A: I’ve always been fascinated with harmony and hearing voices blended together so I wanted to start a group.
Q: How did you get started?
A: Going to certain big events and conventions, I would go and find people who also liked singing. It’s a challenge to find the right people because sometimes the schedule can be hectic, and there’s a lot of work involved. A lot of people see the glamour on stage, and they don’t realize all the work involved.
Q: What kind of challenges did you face?
A: It was really a fun challenge to see what we could do without a bass guitar, without other instruments. To get the trademark sound, we really work to get those harmonies to be stellar. That starts from the audition process. I can really relate to “The Voice” (reality TV show) because you are just hearing someone’s voice. Being an a cappella group, that’s all you have is the voices. And it’s not just about the solo voices; it’s about the blend of voices. There were some difficulties and challenges getting started, and there were plenty of reasons to quit, but things kept happening around the corner.

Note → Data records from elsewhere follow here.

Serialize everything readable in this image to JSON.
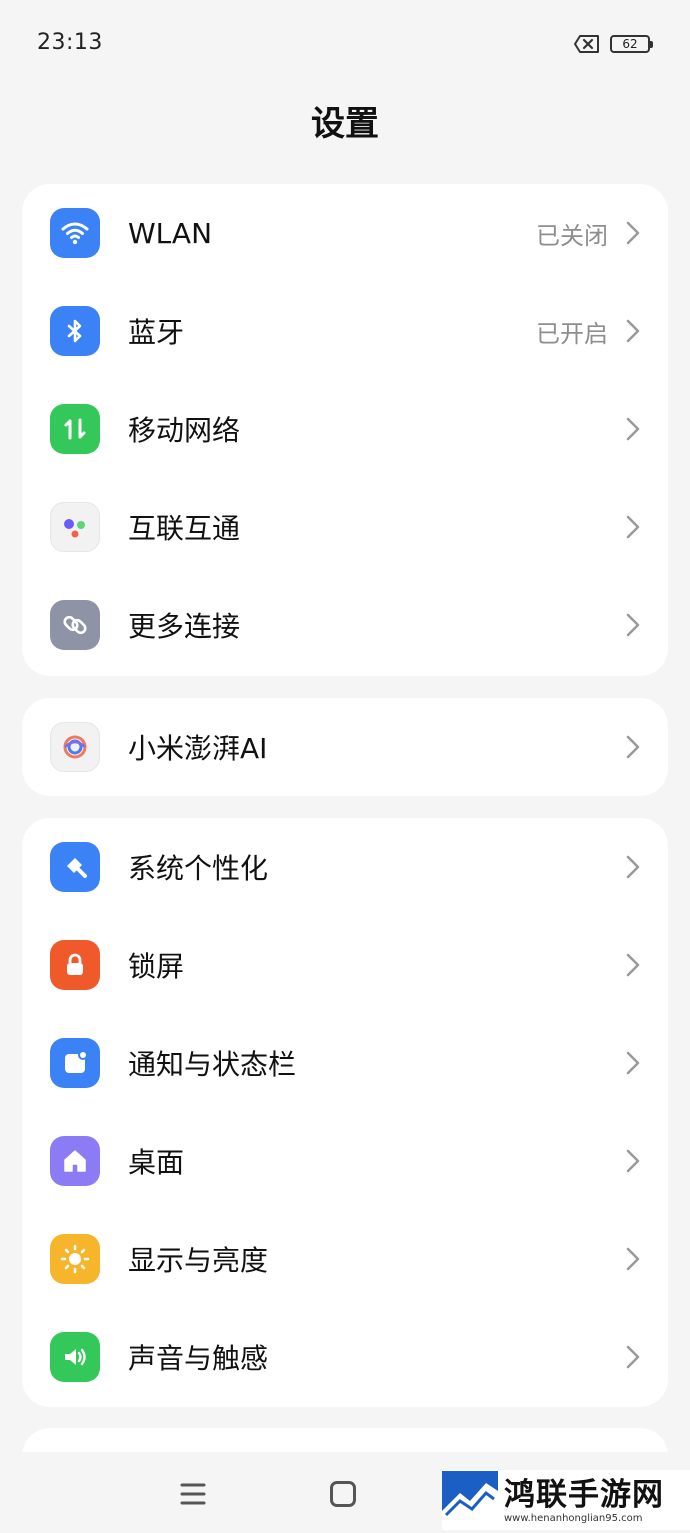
{
  "status_bar": {
    "time": "23:13",
    "battery": "62"
  },
  "title": "设置",
  "groups": [
    {
      "items": [
        {
          "label": "WLAN",
          "value": "已关闭",
          "icon": "wifi-icon",
          "color": "#3b82f6"
        },
        {
          "label": "蓝牙",
          "value": "已开启",
          "icon": "bluetooth-icon",
          "color": "#3b82f6"
        },
        {
          "label": "移动网络",
          "value": "",
          "icon": "mobile-data-icon",
          "color": "#34c759"
        },
        {
          "label": "互联互通",
          "value": "",
          "icon": "interconnect-icon",
          "color": "#f2f2f2"
        },
        {
          "label": "更多连接",
          "value": "",
          "icon": "link-icon",
          "color": "#8e93a6"
        }
      ]
    },
    {
      "items": [
        {
          "label": "小米澎湃AI",
          "value": "",
          "icon": "ai-icon",
          "color": "#f2f2f2"
        }
      ]
    },
    {
      "items": [
        {
          "label": "系统个性化",
          "value": "",
          "icon": "brush-icon",
          "color": "#3b82f6"
        },
        {
          "label": "锁屏",
          "value": "",
          "icon": "lock-icon",
          "color": "#f05a2a"
        },
        {
          "label": "通知与状态栏",
          "value": "",
          "icon": "notification-icon",
          "color": "#3b82f6"
        },
        {
          "label": "桌面",
          "value": "",
          "icon": "home-icon",
          "color": "#8b7cf6"
        },
        {
          "label": "显示与亮度",
          "value": "",
          "icon": "sun-icon",
          "color": "#f7b52c"
        },
        {
          "label": "声音与触感",
          "value": "",
          "icon": "speaker-icon",
          "color": "#34c759"
        }
      ]
    }
  ],
  "watermark": {
    "title": "鸿联手游网",
    "url": "www.henanhonglian95.com"
  }
}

Q: What made you stick with it?
A: Primarily, the feedback from the audiences. We started to realize the kind of impact music can have on people’s lives. They liked the sound and the harmonies. We would do all the preparations for the tours, and once we got on stage, we would see people’s reactions. It motivated us.
Q: You come from a Church of Christ background. I know most Church of Christ churches do not use musical instruments during worship services. Did coming from that background help you?
A: That was my church heritage — an a cappella heritage. I was surrounded by it all the time, so you recognize all the harmonies.
Q: How did you find that first group?
A: I grew up in Tennessee, and I would travel to different events. I found 75 percent of the first Acappella at the Tulsa Fairgrounds.
Q: What is Acappella like now?
A: We have a group that has a fabulous sound, and they really do our whole a cappella sound proud. They’re bringing that to a whole new generation. My son, Anthony Lancaster, who is a student at OC, is part of the current group.
Q: What can you tell about the upcoming concert?
A: It will include the current Acappella group and people who have been part of the group over the years. We call them “Acappella Classic.” We have guys coming in from places like Texas, California and Tennessee. It’s going to be a great time.